DeWine started the speech with a look beyond Ohio, to thunderous applause.

“Glory to Ukraine! Glory to the Heroes!”

He then honored the family of former Speaker Bill Batchelder, who died last month. After proclaiming the state of our state is “strong”, DeWine spent a chunk of his nearly-hour-long speech talking about mental health, saying in spite of money put toward programs in schools and in Medicaid, mental illness is on the rise. He said he’ll come to lawmakers for what he called a major, long-term commitment to add to the behavioral health workforce, increasing research and innovation, and funding better crisis response, more treatment services and increased prevention efforts.

“My friends, the system isn’t broken -- it was just never fully built, and it does not exist everywhere in Ohio.... YET! And so, we must build it!”

With the Intel project announced a few weeks ago, DeWine was expected to talk about workforce development. He said he wants more high tech equipment for career centers, community colleges and four year universities. He also wants to create a combined college scholarship and mentorship program….

“So that no child in this state lacks guidance and direction, and so they can have the financial support to continue their education to become career-ready, whether by earning a credential, a certificate, or a degree.”

DeWine said he supports Republican-sponsored bills on distracted driving and on standardizing on-going training for law enforcement. And in front of a Republican-dominated legislature that’s been expanding gun rights, he got applause for pushing a bill cracking down on convicted violent offenders who use guns to commit crimes.

“It’s a small group, but we must target them, and we must remove them from society.”

DeWine also said he’ll be asking lawmakers to reinvest in Ohio’s state parks, though it’s unclear whether he meant in the upcoming capital budget or a separate proposal. After the speech, he and First Lady Fran DeWine planted a Dogwood tree on the south lawn of the Statehouse.

(Andy)

DeWine's State of the State address generated a lot of buzz as lawmakers walked out of the House chambers.

There was a mixed reaction from Democratic representatives who appreciated some of the comments DeWine made, but said he stopped short of addressing serious issues in Ohio.

Democratic Senator Nickie Antonio says, while DeWine mentioned bringing people to Ohio with lower taxes and economic development, he didn't talk about social issues that could attract younger people. To Antonio, that includes the fairness act that makes sexual orientation and gender identity protected classes.

Antonio: "Especially with all of this growth and all this economic development. If we're going to welcome the best and the brightest, we need to pass that bill."

Republican Representative Jay Edwards, of Nelsonville, says he appreciates DeWine's comments on investing in Appalachia. But Edwards urges that it's important to follow through on that goal.

Edwards: "We've got to work real hard on making sure the investments that he's talking about in Appalachia that it's going to the right cause and making sure we can get 50 of our colleagues on board with the aspirations that the governor put forth."
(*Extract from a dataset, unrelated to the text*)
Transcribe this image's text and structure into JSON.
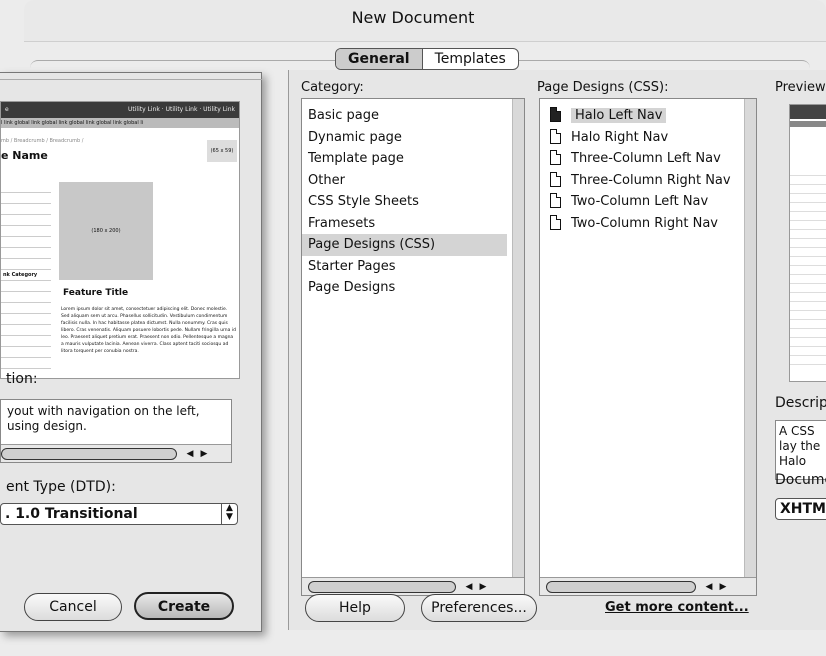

Democratic lawmakers say the number one issue missing from DeWine's State of the State address was the dilemma with redistricting and Ohio's May 3 primary. Democratic Representative Terrence Upchurch says it's a challenge.
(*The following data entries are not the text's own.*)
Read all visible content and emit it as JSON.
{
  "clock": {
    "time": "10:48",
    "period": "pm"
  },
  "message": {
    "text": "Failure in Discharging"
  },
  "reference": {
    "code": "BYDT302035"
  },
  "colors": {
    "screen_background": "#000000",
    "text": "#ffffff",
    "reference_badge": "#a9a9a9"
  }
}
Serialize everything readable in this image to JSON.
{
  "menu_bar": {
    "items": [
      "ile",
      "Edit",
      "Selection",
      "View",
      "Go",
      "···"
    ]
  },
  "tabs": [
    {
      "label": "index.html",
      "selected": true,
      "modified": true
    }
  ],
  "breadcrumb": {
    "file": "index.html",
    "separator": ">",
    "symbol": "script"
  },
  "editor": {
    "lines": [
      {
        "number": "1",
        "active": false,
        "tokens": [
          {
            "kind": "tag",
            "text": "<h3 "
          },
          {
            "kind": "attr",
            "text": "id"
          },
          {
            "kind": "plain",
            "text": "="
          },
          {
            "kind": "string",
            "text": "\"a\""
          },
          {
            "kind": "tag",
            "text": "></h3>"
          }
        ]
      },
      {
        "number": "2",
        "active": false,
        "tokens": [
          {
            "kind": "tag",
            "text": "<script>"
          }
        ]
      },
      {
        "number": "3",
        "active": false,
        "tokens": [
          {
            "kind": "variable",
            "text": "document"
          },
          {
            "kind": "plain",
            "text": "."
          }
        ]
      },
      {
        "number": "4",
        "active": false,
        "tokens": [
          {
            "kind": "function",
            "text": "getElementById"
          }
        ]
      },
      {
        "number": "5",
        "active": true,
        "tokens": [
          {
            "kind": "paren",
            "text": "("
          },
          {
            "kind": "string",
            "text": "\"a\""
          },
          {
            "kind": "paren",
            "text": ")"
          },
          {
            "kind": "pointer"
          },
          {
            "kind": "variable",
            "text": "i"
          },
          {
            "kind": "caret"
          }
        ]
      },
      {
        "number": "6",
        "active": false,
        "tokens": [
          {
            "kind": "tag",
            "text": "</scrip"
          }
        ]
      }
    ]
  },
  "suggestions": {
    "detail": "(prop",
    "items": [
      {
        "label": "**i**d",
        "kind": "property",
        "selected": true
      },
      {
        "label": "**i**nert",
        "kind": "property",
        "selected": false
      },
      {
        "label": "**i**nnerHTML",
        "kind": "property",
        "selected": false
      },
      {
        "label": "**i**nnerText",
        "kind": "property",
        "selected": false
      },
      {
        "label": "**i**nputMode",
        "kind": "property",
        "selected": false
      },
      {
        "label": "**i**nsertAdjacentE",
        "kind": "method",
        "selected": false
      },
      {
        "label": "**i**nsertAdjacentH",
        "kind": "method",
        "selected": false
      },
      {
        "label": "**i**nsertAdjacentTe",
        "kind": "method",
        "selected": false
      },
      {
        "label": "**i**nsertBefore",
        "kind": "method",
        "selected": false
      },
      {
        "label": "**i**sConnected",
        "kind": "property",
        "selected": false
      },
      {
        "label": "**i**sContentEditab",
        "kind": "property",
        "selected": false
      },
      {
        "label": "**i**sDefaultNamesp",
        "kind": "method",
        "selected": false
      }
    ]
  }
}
Upchurch: "I was shocked that wasn't mentioned. I mean, this process has made it hard for folks like myself that don't know where they're going to be running and when to start campaigning and where they're going to be campaigning."

Lawmakers say they're preparing for the next step which is to see DeWine's goals for the future take the form of legislative proposals.